• **Task to complete**
For every line below that includes the word "sender", add one; report the final number and nothing else.
◇ ◇ ◇ ◇
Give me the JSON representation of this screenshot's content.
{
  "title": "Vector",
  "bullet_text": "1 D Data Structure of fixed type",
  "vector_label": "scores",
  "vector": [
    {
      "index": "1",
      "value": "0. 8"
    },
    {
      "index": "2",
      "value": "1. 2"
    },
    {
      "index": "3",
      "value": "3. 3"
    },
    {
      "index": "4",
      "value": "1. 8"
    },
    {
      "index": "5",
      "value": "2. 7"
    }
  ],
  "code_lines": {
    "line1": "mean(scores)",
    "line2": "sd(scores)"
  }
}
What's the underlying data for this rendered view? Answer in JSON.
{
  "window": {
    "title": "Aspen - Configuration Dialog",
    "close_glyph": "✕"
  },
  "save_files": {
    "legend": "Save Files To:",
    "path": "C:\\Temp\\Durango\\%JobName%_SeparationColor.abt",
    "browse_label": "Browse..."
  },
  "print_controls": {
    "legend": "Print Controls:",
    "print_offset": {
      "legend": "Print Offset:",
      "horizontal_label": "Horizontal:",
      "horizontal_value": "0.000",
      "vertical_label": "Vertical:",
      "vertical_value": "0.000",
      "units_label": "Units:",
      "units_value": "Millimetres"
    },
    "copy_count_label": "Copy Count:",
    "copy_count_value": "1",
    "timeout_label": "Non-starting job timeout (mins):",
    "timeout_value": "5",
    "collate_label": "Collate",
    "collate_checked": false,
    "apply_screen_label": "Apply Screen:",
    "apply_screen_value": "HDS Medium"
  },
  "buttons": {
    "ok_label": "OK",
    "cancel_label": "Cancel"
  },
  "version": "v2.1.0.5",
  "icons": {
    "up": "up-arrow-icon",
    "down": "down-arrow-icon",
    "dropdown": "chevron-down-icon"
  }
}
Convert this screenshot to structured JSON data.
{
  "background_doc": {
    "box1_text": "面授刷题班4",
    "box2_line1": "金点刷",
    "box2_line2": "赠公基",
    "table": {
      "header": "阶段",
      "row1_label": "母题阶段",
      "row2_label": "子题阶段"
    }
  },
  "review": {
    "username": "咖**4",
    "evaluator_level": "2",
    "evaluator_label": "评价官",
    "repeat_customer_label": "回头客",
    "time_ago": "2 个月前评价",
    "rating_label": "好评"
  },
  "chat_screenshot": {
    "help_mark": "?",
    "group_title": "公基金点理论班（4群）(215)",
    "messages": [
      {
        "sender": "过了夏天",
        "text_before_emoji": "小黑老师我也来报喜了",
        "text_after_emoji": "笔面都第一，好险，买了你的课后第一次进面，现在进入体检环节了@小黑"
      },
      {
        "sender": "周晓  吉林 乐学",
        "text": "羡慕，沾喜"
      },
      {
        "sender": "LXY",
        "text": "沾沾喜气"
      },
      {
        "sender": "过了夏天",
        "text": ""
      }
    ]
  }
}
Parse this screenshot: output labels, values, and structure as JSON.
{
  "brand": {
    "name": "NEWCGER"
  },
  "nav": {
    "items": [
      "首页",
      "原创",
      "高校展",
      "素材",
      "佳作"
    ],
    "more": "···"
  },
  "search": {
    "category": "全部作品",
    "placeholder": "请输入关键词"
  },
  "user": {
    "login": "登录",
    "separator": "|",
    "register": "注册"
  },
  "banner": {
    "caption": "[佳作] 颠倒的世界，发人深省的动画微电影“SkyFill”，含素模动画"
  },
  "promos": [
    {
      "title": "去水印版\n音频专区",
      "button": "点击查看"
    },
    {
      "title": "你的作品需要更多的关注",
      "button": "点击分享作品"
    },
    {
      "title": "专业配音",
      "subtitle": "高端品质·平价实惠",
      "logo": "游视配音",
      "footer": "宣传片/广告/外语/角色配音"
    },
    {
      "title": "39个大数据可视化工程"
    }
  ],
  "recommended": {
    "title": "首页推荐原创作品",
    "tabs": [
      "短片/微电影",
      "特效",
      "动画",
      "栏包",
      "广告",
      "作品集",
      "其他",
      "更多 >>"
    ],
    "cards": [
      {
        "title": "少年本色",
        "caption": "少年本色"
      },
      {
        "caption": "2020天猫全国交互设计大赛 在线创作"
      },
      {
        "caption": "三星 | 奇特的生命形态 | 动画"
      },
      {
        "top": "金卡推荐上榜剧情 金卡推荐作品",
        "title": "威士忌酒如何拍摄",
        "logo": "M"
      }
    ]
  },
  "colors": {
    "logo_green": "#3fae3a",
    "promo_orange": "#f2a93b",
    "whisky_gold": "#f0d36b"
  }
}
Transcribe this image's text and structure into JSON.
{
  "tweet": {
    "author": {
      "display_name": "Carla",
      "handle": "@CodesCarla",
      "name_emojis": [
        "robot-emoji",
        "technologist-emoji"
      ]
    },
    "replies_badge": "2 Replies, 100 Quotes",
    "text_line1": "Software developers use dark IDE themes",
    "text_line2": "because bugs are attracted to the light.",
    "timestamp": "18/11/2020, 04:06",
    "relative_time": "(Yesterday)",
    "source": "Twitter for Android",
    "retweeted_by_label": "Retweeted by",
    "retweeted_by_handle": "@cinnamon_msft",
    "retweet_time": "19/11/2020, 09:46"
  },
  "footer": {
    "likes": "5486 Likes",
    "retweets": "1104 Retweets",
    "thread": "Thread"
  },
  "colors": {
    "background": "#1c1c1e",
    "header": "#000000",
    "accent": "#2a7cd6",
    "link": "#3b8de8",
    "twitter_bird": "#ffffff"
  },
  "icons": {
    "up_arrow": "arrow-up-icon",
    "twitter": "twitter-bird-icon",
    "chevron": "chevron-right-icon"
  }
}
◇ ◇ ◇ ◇
• **Output of the exercise**
4